This is in response to the April 15 letter “Disgruntled parents in Region 1 getting too much attention.” It was signed by Pam Vogel and Bob Whelan, superintendent of schools and Board of Education chairman, respectively.
Anyone reading the letter might have assumed other members of the board that governs Housatonic Valley High School sanctioned the publication. There never was any public discussion or action supporting this letter. Speaking for myself as the board’s representative for Falls Village, I knew nothing about this letter until I read it in The Sunday Republican.
For a number of years, I have observed a strained relationship between the “high-school” board and the public. At best, there seemed to be little tolerance for concerns raised during the board’s public-comment period. Further, the board was not particularly good at following through and reporting to the public the steps that were taken regarding questions or concerns raised at previous meetings. A few on the board seemed dismissive of anyone who raised concerns on any topic, especially if they involved Dr. Vogel. People who raised such concerns were referred to as uninformed, and accused of spreading rumors and/or promulgating misinformation – using much of the language that appears in Dr. Vogel’s and Mr. Whelan’s letter. That’s unfortunate.

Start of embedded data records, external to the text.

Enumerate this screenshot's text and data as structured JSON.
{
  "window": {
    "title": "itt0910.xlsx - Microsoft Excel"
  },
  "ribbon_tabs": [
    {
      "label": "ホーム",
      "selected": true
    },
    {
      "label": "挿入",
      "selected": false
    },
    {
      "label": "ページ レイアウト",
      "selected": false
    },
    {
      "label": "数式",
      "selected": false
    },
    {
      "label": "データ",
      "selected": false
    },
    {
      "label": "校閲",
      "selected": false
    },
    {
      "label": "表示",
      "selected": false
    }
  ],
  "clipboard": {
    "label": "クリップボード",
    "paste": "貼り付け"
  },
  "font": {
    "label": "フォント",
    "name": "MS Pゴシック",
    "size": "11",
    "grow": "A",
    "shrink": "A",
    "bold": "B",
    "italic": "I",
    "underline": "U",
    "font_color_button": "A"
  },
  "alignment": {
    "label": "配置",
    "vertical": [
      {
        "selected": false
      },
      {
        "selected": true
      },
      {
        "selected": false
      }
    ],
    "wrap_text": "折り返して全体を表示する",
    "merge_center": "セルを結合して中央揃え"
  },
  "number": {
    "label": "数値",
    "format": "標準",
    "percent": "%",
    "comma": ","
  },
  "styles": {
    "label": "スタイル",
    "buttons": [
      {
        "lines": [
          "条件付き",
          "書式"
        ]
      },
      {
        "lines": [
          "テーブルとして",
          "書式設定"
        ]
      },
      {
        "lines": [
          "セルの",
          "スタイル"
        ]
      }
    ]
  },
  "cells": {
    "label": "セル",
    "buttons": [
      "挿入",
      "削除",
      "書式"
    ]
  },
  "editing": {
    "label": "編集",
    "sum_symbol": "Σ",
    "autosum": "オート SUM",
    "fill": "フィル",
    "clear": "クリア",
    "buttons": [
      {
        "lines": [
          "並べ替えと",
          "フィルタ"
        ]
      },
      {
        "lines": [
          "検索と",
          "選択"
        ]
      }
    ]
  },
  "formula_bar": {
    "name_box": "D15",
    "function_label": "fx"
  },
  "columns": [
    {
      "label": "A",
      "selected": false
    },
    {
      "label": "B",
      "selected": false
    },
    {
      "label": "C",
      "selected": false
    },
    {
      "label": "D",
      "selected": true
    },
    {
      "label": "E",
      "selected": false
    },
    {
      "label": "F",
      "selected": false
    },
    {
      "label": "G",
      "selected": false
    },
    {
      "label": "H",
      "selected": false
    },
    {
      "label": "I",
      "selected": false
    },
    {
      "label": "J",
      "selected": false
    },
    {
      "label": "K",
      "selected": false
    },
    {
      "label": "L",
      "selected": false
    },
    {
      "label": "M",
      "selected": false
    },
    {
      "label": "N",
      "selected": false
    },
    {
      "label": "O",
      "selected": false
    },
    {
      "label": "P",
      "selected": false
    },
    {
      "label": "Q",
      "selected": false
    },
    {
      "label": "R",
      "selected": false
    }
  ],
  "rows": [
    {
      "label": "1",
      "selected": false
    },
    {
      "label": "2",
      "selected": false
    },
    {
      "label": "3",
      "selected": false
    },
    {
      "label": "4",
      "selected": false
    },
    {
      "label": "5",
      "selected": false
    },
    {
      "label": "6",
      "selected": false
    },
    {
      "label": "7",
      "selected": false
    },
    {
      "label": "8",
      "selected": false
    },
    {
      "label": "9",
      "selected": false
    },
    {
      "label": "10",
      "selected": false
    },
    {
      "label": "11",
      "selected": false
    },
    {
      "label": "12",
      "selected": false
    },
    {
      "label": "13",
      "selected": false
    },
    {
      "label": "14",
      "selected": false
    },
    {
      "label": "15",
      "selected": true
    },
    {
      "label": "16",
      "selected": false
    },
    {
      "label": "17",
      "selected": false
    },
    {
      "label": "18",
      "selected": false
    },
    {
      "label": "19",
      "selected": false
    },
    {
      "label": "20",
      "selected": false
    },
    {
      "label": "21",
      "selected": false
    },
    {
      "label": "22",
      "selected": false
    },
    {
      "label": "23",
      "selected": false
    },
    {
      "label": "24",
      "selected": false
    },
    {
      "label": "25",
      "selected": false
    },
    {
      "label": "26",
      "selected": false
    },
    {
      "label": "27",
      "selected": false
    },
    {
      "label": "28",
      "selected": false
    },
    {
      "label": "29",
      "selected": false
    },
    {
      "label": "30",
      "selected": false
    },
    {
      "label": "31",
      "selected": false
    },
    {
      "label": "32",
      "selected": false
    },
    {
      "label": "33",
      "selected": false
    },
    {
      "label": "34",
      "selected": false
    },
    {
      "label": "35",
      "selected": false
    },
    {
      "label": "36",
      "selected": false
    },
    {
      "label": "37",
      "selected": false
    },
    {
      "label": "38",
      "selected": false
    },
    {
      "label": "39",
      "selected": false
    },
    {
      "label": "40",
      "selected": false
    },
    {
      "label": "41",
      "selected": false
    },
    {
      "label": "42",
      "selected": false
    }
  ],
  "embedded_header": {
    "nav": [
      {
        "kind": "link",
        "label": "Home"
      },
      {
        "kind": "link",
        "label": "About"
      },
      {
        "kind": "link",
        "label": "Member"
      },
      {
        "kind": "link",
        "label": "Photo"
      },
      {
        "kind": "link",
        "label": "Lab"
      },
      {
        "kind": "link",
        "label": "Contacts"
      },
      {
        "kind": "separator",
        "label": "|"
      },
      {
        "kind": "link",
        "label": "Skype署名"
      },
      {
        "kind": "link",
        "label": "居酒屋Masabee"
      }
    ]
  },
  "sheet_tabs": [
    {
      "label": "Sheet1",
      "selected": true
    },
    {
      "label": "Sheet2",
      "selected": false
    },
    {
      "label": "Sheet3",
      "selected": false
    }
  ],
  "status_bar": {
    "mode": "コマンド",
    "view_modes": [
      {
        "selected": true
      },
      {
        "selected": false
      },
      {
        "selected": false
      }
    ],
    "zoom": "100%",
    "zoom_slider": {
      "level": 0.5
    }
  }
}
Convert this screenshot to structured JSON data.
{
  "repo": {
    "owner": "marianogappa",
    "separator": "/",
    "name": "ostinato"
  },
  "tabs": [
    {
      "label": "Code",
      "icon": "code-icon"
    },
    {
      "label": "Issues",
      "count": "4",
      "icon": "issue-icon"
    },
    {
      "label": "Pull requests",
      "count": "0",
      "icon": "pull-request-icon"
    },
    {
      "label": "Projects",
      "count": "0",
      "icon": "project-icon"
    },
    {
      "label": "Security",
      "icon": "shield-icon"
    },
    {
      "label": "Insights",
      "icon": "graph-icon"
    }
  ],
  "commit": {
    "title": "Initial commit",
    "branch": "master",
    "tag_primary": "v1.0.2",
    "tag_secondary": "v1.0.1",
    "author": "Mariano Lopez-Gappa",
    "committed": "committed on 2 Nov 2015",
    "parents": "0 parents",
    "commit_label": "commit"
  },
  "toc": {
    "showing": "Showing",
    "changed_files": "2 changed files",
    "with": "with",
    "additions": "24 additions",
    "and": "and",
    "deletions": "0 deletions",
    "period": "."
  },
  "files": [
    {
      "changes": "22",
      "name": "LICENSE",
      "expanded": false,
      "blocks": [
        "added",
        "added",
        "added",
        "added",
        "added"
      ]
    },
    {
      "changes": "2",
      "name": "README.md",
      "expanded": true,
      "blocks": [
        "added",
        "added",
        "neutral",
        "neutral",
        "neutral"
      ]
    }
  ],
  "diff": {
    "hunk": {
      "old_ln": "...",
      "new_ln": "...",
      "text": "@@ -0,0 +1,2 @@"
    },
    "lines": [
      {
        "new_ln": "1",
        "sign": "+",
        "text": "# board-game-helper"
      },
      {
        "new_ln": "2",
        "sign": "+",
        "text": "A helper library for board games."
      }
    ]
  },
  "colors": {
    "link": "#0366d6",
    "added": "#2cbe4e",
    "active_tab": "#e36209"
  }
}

For months, citizens, including many parents, have expressed concerns about mastery-based grading practices. Listening to Dr. Vogel and Mr. Whelan, you would be left with the impression those expressing concern weren’t supportive of the concept. Nothing could be further from the truth. The concern has centered on the way the initiative was implemented. What the overwhelming worry has been is the apparent lack of properly engaging the stakeholders – the administrators, teachers, students and parents – in the process. There have been legitimate concerns about the adequacy of the training, preparation and comprehensive understanding of the proposed change for the staff, students and parents. There has been a clear miscalculation by the “central office” administration regarding a smooth transition from traditional grading practices to mastery-based grading practices. The process has been further complicated by an unrealistic timeline for implementation.
The focus should be on solving the obvious problem created by a misguided roll-out of what otherwise would likely have been a successful change in the proficiency of learning of our students.
Patricia Allyn Mechare